  1. thanks for the great post! I’m teaching tHG for the first time and am bringing in your quote from MOCKINGJAY. This is a really thoughtful analysis!

  2. Anonymous

    OMG! I loved this! you put into words everything that made fall in love with these books on the first place! Peeta is not only not an alpha male, but it is OK that he is not. He is still a man.

  3. Very interesting and thought provoking post 🙂 I think what makes this series so perfect for me is that no character is perfect, they all have flaws. Especially Katniss but she is so feisy and brave that you have to love her. An excellent lead character to inspire young girls.

  4. I really enjoyed your post. I sort of noticed the things u talk about, but not to the extent that u brought them out. Fascinating! I remember when they still had “reapings” in America, they called it the draft. I was in high school in the Vietnam war and worried i might get drafted, so this post and the movie seemed rather intense to me. For hundreds of years children have been going off to war. My dad joined the army when he was 17, he lied about his age and they didn’t care. In many countries male children much younger than 18 join the army, fight and die. Of course, men are worthless in our world, so as long as they are boys or men, it doesn’t matter if they die.

  5. 2013 Feminist Read Challenge + Social Justice Theme Read | Book.Blog.Bake.

    […] characters (as evidence by my top ten Tuesday post of favorite female characters  and the post in which I spent 1,000 describing Katniss’ gender stereotypes), so this challenge is a no-brainer for me. There are 3 different challenge […]

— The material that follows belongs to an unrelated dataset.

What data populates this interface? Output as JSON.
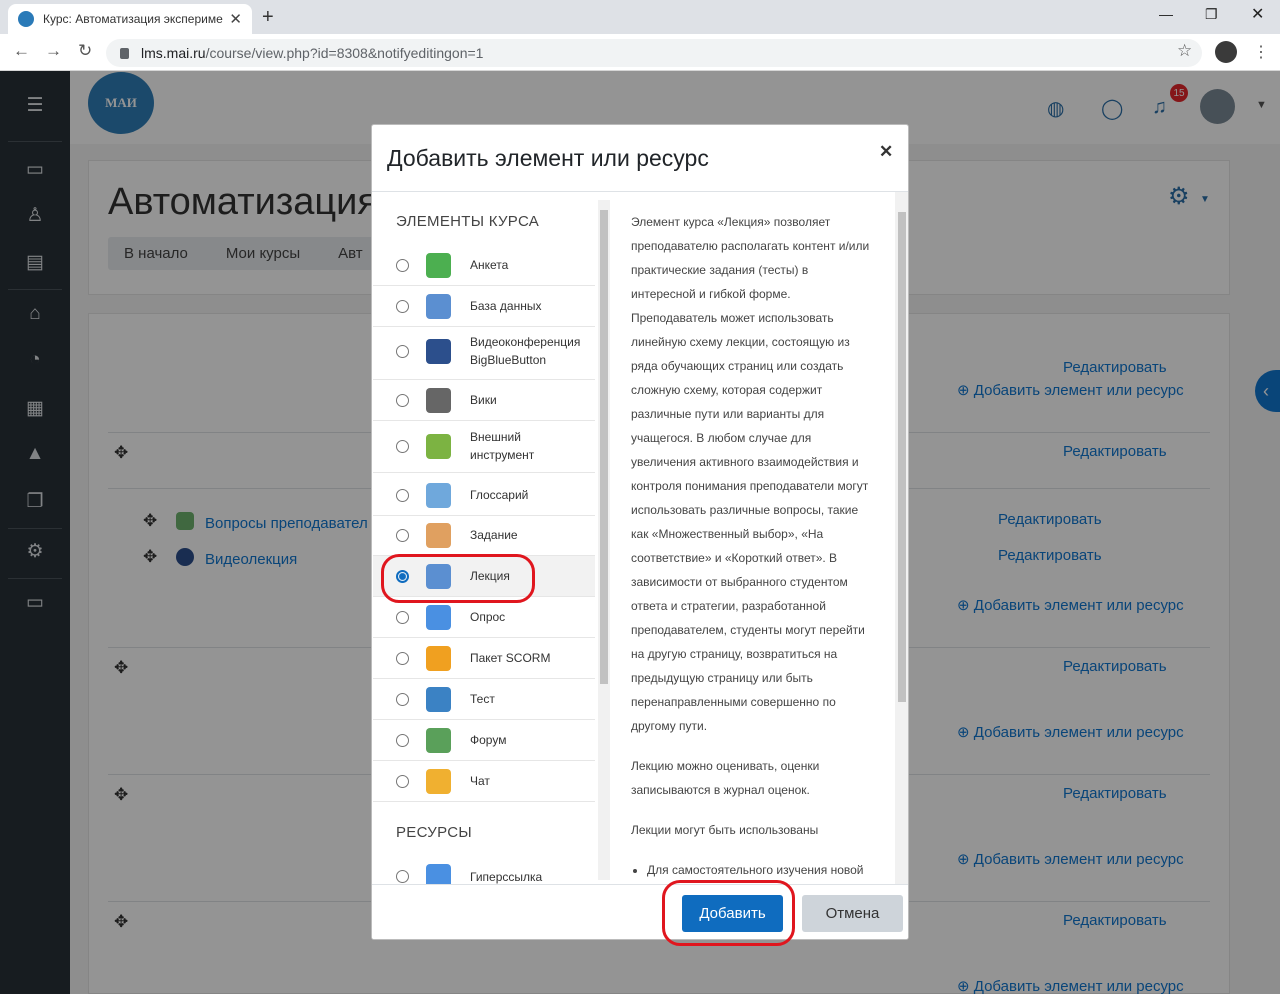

  6. Once you pointed out the different ways Suzanne Collins reverses traditional gender roles, it totally makes sense! I definitely agree that Katniss doesn’t come across necessarily as masculine; her narrative clearly indicates this, and neither does Peeta come across as feminine. I think this represents a move towards androgyny: women are allowed to portray masculine characteristics and men are allowed to act more “feminine” without being labelled as such. You can see it in fashion and the media especially. The only thing I would contradict is Peeta being the “creator”; men are traditionally seen as creators (theologically comparing them to God, the Creator), and women are associated with nature, something that men can own or “tame.” I think in this way Katniss asserts that male characteristic of ownership over nature by hunting, but Peeta reinforces a traditional masculine role through the act of creation.

    • Ah, good point about men being the creators–which would explain why I felt that wasn’t the word I was looking for when I was writing the post! I think I was trying to appeal more to Peeta’s artistic side, though now that I think of it, artistic is one of those characteristics I’m not sure has a stereotypical gender bias–more that he paints and frosts the cakes in the bakery. Thanks for pointing that out!

Leave a Comment!

This site uses Akismet to reduce spam. Learn how your comment data is processed.